Branding a joint venture should involve more than just merging two or three company names together. A strong brand demonstrates the team’s strength and unity—better positioning the partnership to selection committees. A disjointed brand demonstrates potential problems that could occur down the road.

To start, decide if this effort is an even 50/50 joint venture. Most pursuits are not split evenly. Joint ventures usually have a prime vendor. However, there are different types of prime vendors, including:
  • a contractor on a design-build project working with an architect;
  • a disadvantaged business enterprise firm with a larger company serving as a mentor; and
  • a mega company with industry expertise partnering with a smaller contractor with a local presence and subcontractors. This is the most common type of joint venture.
With each of these examples, the joint venture’s brand takes on the look and feel of the prime company. This decision is normally out of marketing team’s hands and is spelled out in the joint venture agreement.

However, if it is a 50/50 joint venture, it’s crucial to develop a solidified, cohesive brand. If the joint venture’s brand appears disjointed, it confuses the selection committee and can sway its decision due to a perceived lack of teamwork and unity.

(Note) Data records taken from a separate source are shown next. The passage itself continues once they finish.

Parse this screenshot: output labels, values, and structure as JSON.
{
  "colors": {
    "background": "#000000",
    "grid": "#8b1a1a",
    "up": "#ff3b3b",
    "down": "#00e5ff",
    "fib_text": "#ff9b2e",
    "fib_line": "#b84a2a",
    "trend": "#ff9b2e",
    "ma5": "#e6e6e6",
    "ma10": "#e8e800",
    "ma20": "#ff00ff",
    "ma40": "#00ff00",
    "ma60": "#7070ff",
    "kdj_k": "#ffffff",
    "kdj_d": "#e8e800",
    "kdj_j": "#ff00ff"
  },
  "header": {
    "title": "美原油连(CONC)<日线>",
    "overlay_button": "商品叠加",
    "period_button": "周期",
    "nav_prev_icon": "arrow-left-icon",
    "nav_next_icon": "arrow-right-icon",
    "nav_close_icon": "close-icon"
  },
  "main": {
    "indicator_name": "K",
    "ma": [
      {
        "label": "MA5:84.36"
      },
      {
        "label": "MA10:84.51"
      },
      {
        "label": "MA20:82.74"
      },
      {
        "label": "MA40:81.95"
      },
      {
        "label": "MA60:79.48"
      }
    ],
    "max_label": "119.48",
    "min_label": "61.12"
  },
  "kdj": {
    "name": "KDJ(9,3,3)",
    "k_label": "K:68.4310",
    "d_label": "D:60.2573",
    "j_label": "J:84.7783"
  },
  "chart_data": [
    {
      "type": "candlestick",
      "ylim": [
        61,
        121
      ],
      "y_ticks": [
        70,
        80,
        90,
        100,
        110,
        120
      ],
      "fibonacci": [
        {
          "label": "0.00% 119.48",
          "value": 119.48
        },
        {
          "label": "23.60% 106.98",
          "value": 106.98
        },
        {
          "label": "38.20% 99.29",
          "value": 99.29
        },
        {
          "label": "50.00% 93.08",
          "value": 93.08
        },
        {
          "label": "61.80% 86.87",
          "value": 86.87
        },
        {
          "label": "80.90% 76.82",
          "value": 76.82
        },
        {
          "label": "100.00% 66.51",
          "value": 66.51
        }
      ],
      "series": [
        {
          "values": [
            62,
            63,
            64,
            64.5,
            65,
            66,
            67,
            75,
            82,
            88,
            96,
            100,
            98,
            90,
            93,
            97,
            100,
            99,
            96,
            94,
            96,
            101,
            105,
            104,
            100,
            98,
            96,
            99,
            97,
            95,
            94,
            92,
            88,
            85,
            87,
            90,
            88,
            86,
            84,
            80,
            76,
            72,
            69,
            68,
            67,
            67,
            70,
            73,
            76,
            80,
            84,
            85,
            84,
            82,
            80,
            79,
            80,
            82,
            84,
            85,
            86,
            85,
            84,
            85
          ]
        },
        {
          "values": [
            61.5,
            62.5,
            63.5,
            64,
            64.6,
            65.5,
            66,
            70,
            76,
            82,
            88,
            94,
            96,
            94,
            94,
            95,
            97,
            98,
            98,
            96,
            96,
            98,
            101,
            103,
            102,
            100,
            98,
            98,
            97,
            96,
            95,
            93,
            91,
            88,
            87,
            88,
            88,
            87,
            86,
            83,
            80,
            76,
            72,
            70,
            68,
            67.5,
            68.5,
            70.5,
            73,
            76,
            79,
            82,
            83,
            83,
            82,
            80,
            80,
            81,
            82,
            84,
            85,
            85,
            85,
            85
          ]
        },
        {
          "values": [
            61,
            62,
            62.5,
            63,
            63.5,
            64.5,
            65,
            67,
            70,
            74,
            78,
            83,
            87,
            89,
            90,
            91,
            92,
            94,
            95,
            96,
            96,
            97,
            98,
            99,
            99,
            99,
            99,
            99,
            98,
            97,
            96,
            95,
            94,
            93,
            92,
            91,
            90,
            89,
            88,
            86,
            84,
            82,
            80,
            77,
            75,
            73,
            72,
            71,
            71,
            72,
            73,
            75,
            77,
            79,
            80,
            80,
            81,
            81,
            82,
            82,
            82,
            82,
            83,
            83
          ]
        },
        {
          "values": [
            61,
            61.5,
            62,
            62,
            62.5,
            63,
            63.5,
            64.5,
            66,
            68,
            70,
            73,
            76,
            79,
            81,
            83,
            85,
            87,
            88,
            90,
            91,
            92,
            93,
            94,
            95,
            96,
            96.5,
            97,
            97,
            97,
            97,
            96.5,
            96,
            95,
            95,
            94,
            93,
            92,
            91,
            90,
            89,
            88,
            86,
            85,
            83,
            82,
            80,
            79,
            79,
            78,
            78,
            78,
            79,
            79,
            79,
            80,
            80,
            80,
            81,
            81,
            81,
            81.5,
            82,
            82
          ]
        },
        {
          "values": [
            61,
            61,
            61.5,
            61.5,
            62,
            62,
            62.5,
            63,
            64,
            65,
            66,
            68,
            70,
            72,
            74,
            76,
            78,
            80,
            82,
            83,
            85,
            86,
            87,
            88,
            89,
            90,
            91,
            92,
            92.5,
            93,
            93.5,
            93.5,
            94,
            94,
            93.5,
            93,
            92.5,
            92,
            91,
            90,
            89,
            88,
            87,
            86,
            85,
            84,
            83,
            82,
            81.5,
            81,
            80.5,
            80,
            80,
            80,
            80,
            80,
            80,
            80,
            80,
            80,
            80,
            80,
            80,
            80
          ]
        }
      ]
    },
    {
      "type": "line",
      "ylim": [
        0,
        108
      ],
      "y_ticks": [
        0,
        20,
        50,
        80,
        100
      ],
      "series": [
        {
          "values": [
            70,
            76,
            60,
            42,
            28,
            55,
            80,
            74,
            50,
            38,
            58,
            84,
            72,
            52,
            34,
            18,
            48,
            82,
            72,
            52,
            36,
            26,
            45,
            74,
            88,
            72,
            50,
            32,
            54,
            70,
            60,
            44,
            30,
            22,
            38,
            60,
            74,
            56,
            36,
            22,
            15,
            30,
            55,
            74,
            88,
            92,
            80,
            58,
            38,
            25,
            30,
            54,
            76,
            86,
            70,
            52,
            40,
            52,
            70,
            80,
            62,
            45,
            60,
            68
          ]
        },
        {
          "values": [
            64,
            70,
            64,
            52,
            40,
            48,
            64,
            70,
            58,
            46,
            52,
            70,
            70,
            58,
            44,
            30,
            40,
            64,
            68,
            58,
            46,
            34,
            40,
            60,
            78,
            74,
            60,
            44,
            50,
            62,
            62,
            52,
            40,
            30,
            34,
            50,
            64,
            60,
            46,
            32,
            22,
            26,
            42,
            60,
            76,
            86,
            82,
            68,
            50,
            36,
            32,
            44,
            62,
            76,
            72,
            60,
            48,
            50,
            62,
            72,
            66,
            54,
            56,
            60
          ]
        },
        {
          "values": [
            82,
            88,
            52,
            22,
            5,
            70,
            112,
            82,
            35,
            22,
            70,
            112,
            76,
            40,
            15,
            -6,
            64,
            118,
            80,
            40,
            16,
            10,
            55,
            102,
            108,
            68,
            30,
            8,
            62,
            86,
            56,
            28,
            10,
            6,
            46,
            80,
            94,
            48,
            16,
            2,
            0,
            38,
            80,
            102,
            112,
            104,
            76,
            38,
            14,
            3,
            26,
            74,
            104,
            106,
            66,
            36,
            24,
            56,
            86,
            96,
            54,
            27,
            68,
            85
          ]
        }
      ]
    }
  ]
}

According to research from Hinge, “Inside the Buyer’s Brain,” the No. 1 thing business-to-business buyers, including selection committees, are trying to avoid is broken promises. This worry supersedes their concern about cost.

A fractured brand suggests potential internal conflict with the joint venture team, causing the selection committees to be leery and cautious. Miscommunication costs time and money, and no one wants to experience a project full of finger-pointing, cost overruns and delays.

Unfortunately, joint ventures tend to take a while to form and are usually made official while the clock is already running. This delay puts the proposal team under the gun from the start because its regular proposal template and processes will not work for the joint venture. It needs to collect data from numerous people from different companies, many of whom have never interacted and are in different states.

However, there are ways the proposal team can create a strong brand for a joint venture when the clock is ticking away.

Identify common elements of each company’s culture, messaging and visual identity, such as colors used in their respective brands. If each company uses different colors, then pick a color not representative of a single company to show a unified
front. A separate, project-specific name that is more than an acronym of the companies’ names for the joint venture is also more appealing to the selection committee. Keep in mind, clients are looking for a single source to complete their project with as few problems and conflicts as possible. The joint venture’s proposal and associated materials need to appear to be from a sole entity.

A strong brand is clear, well-positioned in the marketplace and differentiates itself from the competition—instead of mirroring the competition. The biggest value and differentiator for a joint venture is combined strength and expertise. A joint venture must be seen as an asset, not a liability.

Keep in mind, companies must determine the joint venture’s unified brand on a case-by-case basis. However, if the firms are genuine in forming a joint venture, then the companies involved usually have similar cultures, methodologies and processes, which makes developing a unified brand easier. 


Perryn Olson is a construction marketer, speaker and author of “Construction Executive’s Guide to Brand Marketing.” For more information, email polson@hingemarketing.com or visit hingemarketing.com.